Ukrainian soldiers captured the two men, identified as Capt. Yevgeny Yerofeyev and Sgt. Aleksander Aleksandrov, somewhere in eastern Ukraine on May 16. The men were taken to a hospital in the Ukrainian capital of Kiev, where they were interviewed by the Organization for Security and Co-operation in Europe, a monitoring group active in the region since the conflict began last year.
“Both individuals claimed that they were members of the unit of the Armed Forces of the Russian Federation. They claimed that they were on a reconnaissance mission. They were armed but had no orders to attack,” the OSCE said in a report on its findings, according to Agence France-Presse.
“One of them said he had received orders from his military unit to go to Ukraine; he was to ‘rotate’ after three months. Both of them said they had been to Ukraine ‘on missions’ before,” the report added.
Russian authorities have yet to directly respond to the OSCE’s report, but the Russian Defense Ministry previously denied the captured men were active members of the Russian army, the New York Times reports. Russian President Vladimir Putin has said in the past that any Russians captured in eastern Ukraine were “volunteers” who participate in the conflict of their own accord, AFP notes.
“We are completely certain and can state that these are citizens and servicemen of the Russian Federation,” a top Ukrainian government official said at a press conference Monday, according to Reuters. Ukraine has accused the two soldiers of “terrorist acts” against the Ukrainian people and has vowed to prosecute the men unless they deliver a full confession in open court.
Ukraine’s pro-West government, along with members of the European Union and the NATO military alliance, have accused Russia on several occasions of providing direct military support and weaponry to rebels active in eastern Ukraine. More than 6,000 people have died in the conflict since last year, but a shaky ceasefire agreement signed between Kiev and the separatists last February has limited hostilities.

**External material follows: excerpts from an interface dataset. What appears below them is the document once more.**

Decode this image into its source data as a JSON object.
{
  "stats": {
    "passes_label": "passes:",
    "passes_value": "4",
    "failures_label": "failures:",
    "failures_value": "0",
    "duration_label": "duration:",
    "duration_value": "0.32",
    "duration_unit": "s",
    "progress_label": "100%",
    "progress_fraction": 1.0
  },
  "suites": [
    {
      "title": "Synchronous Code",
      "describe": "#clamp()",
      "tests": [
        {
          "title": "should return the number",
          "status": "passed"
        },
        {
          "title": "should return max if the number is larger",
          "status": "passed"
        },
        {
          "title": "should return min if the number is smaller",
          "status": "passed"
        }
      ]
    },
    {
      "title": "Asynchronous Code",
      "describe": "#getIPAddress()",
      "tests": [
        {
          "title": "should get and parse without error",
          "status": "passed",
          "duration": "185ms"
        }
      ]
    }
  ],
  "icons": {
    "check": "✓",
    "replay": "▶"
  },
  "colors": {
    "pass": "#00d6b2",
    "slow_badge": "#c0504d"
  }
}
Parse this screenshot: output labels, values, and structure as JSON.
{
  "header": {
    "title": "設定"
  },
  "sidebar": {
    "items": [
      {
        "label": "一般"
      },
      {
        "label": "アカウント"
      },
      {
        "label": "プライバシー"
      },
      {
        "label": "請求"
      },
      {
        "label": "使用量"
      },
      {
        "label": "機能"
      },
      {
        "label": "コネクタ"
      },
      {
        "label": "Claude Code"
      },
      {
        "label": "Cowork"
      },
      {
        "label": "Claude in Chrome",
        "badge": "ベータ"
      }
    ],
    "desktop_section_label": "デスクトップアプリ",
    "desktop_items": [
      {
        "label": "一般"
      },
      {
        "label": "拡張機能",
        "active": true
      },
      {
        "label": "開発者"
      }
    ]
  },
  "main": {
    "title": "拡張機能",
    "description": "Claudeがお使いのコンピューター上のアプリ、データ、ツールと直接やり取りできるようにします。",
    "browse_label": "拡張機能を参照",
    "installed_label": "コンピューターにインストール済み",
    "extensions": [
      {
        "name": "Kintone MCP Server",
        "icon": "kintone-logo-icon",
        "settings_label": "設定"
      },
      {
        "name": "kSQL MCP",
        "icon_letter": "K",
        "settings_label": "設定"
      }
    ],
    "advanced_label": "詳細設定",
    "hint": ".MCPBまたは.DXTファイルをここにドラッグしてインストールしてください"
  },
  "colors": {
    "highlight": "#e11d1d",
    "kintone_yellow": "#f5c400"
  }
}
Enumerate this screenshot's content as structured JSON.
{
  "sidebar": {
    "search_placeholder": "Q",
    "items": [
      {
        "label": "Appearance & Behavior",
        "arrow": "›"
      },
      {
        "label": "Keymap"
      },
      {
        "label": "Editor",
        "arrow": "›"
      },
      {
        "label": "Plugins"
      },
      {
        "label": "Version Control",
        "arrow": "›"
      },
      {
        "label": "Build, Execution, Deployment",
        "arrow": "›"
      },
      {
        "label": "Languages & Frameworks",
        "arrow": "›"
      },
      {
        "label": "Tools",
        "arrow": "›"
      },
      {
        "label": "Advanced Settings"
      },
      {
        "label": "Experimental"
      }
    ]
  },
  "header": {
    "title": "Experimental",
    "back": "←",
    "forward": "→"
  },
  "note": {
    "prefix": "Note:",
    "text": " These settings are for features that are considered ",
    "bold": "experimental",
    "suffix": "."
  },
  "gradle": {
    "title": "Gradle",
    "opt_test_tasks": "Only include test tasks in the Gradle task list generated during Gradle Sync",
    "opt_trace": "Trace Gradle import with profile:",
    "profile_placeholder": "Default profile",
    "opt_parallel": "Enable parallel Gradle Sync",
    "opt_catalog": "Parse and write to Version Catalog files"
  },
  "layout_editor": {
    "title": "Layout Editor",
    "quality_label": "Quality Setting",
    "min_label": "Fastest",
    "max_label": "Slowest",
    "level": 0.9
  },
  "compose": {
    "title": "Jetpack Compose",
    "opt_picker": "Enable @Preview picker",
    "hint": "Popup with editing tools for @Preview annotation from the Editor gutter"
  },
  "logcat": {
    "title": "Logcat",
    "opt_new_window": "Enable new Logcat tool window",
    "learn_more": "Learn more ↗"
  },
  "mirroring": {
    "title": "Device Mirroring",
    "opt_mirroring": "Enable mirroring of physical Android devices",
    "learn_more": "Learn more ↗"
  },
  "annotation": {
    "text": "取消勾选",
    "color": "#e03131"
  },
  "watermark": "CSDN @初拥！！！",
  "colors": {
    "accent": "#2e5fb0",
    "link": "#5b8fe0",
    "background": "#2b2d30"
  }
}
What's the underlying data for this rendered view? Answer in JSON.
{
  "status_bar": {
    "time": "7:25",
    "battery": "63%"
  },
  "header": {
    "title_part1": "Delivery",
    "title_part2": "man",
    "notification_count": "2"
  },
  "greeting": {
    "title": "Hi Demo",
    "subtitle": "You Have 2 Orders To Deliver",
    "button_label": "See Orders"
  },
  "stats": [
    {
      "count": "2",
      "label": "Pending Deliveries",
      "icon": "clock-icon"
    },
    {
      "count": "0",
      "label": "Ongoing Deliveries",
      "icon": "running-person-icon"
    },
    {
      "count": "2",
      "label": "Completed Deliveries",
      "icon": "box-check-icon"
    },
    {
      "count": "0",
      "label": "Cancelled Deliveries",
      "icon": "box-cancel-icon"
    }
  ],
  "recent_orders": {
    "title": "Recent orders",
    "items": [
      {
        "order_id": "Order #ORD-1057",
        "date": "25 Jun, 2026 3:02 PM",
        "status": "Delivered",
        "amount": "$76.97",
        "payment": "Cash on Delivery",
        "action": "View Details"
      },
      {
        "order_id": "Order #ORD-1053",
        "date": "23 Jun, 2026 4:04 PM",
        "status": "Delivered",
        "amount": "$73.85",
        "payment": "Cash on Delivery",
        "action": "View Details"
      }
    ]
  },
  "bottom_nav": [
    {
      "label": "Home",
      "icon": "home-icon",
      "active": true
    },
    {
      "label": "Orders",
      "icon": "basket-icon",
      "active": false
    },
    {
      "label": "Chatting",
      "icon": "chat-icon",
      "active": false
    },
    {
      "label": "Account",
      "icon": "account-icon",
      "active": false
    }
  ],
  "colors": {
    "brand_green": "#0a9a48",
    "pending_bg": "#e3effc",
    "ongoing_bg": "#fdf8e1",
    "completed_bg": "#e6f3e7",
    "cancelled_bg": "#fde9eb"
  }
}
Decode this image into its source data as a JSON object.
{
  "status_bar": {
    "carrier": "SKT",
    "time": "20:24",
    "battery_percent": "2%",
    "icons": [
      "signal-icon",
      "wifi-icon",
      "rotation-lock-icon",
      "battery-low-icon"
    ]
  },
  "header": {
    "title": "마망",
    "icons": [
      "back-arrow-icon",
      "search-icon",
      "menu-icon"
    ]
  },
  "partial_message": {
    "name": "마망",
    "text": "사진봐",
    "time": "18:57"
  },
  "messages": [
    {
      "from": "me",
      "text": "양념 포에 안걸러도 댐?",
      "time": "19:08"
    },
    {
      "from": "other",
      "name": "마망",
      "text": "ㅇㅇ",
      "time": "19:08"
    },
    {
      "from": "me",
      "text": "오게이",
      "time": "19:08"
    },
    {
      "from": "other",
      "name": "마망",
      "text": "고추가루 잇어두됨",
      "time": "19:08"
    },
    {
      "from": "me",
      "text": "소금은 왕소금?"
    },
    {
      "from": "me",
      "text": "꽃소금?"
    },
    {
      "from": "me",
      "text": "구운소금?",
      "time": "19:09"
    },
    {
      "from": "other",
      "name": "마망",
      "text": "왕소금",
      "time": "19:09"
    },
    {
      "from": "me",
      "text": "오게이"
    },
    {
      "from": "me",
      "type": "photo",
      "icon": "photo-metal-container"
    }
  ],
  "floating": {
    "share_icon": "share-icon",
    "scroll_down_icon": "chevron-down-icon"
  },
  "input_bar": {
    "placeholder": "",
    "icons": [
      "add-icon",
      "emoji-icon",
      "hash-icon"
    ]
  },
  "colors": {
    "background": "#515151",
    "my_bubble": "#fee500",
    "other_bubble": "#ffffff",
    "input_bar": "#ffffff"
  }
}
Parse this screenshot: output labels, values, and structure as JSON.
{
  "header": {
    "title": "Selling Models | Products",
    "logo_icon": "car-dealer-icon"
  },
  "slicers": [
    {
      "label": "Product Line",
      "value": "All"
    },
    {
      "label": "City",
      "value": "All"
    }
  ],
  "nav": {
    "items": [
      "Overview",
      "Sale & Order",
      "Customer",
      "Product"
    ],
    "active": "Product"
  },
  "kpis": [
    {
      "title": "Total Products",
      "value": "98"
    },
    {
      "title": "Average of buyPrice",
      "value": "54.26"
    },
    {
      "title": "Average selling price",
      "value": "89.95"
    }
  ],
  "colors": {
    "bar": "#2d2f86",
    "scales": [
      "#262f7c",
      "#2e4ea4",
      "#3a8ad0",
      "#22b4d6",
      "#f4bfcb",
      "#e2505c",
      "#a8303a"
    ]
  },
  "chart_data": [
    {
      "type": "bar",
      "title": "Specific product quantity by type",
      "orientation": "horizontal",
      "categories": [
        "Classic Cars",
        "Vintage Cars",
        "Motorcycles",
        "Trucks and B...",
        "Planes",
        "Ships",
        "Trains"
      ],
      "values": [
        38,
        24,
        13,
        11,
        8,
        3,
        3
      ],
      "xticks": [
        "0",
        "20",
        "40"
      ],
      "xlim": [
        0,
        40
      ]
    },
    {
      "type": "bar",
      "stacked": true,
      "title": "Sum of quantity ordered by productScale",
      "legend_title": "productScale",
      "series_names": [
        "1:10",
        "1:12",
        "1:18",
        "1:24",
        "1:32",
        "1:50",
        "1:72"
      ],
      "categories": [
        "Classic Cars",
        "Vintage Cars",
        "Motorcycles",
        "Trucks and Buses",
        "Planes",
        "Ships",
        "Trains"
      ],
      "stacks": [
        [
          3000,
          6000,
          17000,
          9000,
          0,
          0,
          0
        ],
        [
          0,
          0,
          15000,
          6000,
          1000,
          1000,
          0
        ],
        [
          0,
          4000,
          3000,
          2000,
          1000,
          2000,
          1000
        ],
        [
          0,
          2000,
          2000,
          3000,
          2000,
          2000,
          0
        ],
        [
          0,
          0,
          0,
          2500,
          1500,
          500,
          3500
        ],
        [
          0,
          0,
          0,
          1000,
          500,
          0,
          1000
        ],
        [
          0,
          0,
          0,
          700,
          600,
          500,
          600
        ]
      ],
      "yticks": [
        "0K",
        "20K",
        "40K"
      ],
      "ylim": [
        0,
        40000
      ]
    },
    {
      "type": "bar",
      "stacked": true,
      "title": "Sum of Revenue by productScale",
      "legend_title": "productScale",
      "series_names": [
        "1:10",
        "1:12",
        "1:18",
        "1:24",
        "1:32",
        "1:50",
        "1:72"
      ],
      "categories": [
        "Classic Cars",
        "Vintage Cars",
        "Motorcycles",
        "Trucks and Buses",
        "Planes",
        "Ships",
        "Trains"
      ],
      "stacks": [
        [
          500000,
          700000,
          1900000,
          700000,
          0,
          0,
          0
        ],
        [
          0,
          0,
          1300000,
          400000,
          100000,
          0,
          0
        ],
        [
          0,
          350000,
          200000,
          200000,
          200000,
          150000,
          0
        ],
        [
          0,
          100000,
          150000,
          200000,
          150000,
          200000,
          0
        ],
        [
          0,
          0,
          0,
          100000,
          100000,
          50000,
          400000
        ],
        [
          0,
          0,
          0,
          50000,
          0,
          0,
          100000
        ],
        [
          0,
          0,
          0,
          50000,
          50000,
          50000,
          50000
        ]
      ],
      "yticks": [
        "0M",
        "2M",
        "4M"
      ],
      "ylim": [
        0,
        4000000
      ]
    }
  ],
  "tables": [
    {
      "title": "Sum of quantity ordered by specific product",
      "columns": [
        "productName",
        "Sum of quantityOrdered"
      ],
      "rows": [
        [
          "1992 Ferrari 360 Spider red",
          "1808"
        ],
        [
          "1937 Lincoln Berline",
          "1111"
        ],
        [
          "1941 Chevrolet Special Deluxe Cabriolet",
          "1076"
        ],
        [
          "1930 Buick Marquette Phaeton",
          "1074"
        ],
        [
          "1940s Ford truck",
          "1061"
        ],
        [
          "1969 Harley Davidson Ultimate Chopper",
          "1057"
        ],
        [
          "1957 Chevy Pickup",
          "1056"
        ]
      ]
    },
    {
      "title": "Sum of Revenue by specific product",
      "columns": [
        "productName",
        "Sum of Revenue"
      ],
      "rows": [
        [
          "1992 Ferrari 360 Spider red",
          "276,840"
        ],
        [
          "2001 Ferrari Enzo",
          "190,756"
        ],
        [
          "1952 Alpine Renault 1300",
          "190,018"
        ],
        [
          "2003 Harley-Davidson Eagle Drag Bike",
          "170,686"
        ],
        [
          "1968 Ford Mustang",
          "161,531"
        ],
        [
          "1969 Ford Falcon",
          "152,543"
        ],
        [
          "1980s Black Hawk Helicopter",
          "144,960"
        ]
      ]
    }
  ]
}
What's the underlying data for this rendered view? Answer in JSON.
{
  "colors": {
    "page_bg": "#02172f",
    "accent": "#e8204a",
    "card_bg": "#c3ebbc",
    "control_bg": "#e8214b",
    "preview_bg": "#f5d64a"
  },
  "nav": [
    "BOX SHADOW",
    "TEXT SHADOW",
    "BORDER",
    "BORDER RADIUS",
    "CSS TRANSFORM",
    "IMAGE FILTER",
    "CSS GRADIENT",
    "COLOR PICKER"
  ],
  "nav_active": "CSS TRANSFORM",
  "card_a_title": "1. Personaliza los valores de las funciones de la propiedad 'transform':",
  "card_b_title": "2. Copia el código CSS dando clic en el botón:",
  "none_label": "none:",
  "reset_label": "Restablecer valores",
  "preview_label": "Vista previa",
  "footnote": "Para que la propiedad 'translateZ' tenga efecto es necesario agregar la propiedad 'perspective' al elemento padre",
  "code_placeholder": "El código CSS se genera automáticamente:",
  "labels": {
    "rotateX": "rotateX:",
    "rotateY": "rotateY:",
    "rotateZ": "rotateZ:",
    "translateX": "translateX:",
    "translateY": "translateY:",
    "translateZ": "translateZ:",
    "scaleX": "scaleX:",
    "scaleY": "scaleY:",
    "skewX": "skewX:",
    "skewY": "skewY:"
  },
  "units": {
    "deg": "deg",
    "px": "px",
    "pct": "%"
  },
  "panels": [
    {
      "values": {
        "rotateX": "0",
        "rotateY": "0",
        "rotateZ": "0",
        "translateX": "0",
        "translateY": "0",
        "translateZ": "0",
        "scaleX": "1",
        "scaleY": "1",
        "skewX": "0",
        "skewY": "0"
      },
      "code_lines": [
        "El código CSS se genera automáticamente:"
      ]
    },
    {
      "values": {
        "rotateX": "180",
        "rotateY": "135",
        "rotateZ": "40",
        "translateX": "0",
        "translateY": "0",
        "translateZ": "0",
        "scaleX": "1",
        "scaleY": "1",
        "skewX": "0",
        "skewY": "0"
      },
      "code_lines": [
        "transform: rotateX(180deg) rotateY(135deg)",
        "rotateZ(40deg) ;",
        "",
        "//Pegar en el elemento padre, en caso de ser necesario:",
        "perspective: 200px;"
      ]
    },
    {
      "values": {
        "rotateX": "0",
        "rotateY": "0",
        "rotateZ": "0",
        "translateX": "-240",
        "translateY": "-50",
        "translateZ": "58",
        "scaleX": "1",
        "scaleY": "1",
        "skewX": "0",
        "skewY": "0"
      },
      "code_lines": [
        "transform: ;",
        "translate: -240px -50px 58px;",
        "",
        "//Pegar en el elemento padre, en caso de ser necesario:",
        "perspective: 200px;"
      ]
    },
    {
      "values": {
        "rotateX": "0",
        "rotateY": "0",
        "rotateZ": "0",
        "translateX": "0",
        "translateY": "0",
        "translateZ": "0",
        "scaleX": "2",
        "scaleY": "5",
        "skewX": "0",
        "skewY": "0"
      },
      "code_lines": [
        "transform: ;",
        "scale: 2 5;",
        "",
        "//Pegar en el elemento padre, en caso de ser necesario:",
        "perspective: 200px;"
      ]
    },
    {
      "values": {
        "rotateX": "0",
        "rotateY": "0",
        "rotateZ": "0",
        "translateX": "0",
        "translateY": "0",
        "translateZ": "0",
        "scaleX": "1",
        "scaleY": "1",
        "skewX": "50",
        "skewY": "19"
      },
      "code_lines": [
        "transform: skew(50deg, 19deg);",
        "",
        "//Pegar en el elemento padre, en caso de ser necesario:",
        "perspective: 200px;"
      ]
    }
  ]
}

Late last year, the European Union enacted sanctions against Russia as punishment for its annexation of the formerly Ukrainian territory of Crimea in March 2014, as well as for its apparent involvement in the eastern Ukraine conflict. The Kremlin has denied any involvement in the fighting.